COP/OCS Assisted System Performance Monitoring

IP.com Disclosure Number: IPCOM000119849D
Original Publication Date: 1991-Mar-01
Included in the Prior Art Database: 2005-Apr-02
Document File: 3 page(s) / 88K

Publishing Venue

IBM

Related People

Golla, RT: AUTHOR [+4]

Abstract

This is to propose the use of the Common On-chip Processor (COP) and the accompanying Off-Card Sequencer (OCS) in a fashion that will allow chip/system-based performance monitoring (i.e., counting of various internal chip events). The performance monitoring will be implemented in such a way that this extra circuitry will not be intrusive upon the functional logic of the respective chip. Furthermore, this added performance monitoring will be controlled via software (PIO Load/Stores) running on the actual 'TARGET' hardware.

This text was extracted from an ASCII text file.
This is the abbreviated version, containing approximately 67% of the total text.

COP/OCS Assisted System Performance Monitoring

      This is to propose the use of the Common On-chip
Processor (COP) and the accompanying Off-Card Sequencer (OCS) in a
fashion that will allow chip/system-based performance monitoring
(i.e., counting of various internal chip events). The performance
monitoring will be implemented in such a way that this extra
circuitry will not be intrusive upon the functional logic of the
respective chip.  Furthermore, this added performance monitoring will
be controlled via software (PIO Load/Stores) running on the actual
'TARGET' hardware.
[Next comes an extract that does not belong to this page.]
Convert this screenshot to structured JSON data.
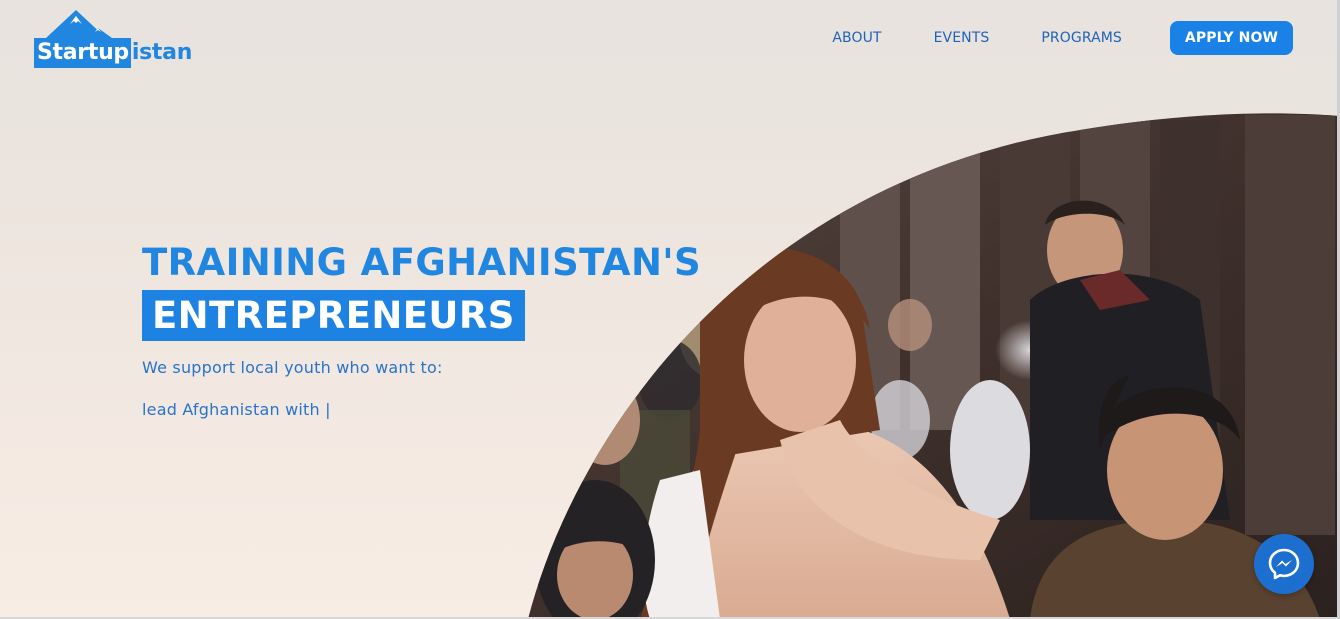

      The COP, as shown in Fig. 1, would have the following
capabilities added:  1) Additional commands to support this new
function (enable/disable performance data, and select performance
submodes) (these additional commands also imply additional COP
primary outputs --- to the chip internal logic only);  2) Additional
Clocking controls (stop_L1/L2, scangate, U and/or D clocks), and
additional support for the scan string that will contain the
performance-monitoring counters.

      As a consequence of adding these functions to the COP, the OCS
will need the added capability of communicating with the CES.  This
will be done (Fig. 2) via PIO load/stores to a register (two
registers set up as a mailbox scheme, meaning, the CEC can write to a
register that the OCS can only read; likewise, the OCS can respond
via a write to a register that can only read).

      Once the monitoring proc...